§ **Exercise inputs**:

§

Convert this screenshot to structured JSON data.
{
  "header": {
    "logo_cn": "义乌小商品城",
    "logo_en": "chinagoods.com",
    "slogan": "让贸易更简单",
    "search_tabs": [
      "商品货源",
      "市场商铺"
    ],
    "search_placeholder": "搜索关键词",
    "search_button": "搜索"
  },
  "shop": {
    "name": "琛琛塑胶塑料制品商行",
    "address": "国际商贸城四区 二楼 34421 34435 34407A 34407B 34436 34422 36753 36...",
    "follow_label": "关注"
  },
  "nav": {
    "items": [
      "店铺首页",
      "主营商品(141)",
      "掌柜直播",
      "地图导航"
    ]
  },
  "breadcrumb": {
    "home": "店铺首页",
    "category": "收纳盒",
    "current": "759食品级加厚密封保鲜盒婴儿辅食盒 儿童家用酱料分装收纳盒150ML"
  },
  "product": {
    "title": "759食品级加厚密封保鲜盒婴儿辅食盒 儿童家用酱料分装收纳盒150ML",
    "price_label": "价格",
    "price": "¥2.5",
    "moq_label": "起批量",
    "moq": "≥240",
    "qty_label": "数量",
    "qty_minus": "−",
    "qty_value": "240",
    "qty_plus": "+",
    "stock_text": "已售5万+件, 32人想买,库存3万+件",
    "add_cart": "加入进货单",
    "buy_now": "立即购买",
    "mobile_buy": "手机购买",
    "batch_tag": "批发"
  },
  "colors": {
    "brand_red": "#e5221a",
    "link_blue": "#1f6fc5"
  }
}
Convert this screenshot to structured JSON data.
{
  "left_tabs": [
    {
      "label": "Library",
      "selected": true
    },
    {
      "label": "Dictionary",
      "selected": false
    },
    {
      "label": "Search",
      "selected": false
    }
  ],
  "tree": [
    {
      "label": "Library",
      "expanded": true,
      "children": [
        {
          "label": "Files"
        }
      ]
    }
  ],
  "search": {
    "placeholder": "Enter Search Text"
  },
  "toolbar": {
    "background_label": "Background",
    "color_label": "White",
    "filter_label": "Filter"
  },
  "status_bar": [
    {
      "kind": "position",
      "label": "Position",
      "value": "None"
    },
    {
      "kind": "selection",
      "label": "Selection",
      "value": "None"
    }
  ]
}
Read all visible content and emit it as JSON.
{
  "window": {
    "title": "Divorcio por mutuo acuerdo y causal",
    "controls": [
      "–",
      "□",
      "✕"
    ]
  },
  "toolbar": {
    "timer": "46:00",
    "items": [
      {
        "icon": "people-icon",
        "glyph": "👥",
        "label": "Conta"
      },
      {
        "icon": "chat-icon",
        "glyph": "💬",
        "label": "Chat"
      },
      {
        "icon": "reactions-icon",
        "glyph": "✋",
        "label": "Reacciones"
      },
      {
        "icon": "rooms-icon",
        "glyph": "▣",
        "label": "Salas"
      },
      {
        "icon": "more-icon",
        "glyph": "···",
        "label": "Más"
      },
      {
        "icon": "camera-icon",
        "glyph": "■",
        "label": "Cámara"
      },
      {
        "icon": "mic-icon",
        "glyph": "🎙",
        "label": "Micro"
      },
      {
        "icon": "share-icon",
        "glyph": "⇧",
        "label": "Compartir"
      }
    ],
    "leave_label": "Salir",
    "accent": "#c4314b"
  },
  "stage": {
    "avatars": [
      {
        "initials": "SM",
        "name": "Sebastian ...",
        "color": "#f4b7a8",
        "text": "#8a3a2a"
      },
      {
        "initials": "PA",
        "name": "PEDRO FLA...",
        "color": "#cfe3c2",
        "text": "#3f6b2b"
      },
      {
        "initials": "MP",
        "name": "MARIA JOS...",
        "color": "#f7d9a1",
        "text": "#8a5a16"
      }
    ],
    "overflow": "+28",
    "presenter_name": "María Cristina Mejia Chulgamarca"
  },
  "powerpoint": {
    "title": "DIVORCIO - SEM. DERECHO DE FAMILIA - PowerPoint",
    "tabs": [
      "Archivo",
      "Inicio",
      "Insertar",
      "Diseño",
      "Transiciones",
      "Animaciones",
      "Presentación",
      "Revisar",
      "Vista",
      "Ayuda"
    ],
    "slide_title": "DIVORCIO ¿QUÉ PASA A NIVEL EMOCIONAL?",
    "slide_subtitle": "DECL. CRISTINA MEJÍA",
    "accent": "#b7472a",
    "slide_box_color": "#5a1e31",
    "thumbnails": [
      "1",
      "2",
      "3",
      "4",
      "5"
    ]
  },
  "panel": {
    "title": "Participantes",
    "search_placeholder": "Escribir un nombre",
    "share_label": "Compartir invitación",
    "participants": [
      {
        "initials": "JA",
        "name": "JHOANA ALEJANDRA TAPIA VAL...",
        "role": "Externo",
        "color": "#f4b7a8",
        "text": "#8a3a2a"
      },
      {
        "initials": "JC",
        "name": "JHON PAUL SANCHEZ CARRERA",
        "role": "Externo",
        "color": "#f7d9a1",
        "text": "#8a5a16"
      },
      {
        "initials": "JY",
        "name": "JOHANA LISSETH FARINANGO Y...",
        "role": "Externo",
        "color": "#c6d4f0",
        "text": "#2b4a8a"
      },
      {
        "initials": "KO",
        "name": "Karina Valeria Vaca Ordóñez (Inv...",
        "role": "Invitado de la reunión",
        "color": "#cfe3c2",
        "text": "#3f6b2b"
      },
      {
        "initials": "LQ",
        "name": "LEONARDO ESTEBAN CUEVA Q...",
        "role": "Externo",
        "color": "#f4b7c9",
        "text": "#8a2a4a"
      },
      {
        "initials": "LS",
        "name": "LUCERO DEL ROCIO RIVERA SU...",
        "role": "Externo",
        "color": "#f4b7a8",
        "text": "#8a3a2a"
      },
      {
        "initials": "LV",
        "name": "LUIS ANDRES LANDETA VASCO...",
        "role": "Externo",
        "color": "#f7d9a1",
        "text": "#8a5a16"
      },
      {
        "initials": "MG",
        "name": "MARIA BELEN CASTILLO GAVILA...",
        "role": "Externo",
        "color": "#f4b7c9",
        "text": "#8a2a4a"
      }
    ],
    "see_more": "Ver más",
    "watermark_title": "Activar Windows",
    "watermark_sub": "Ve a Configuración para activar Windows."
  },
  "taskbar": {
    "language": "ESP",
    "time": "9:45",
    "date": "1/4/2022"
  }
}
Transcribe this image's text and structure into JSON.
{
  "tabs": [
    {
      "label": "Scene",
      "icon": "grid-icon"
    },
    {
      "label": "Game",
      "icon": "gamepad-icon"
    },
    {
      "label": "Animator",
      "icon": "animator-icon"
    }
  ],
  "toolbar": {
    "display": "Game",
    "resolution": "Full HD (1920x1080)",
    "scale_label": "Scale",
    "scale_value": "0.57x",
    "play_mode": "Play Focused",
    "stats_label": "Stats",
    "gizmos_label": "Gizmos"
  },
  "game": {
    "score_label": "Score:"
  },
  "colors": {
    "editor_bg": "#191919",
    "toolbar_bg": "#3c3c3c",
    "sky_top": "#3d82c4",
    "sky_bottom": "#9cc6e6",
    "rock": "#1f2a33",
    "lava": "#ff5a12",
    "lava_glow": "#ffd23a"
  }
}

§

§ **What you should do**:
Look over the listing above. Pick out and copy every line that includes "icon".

§ **Answer to this exercise**:
        "icon": "people-icon",
        "icon": "chat-icon",
        "icon": "reactions-icon",
        "icon": "rooms-icon",
        "icon": "more-icon",
        "icon": "camera-icon",
        "icon": "mic-icon",
        "icon": "share-icon",
      "icon": "grid-icon"
      "icon": "gamepad-icon"
      "icon": "animator-icon"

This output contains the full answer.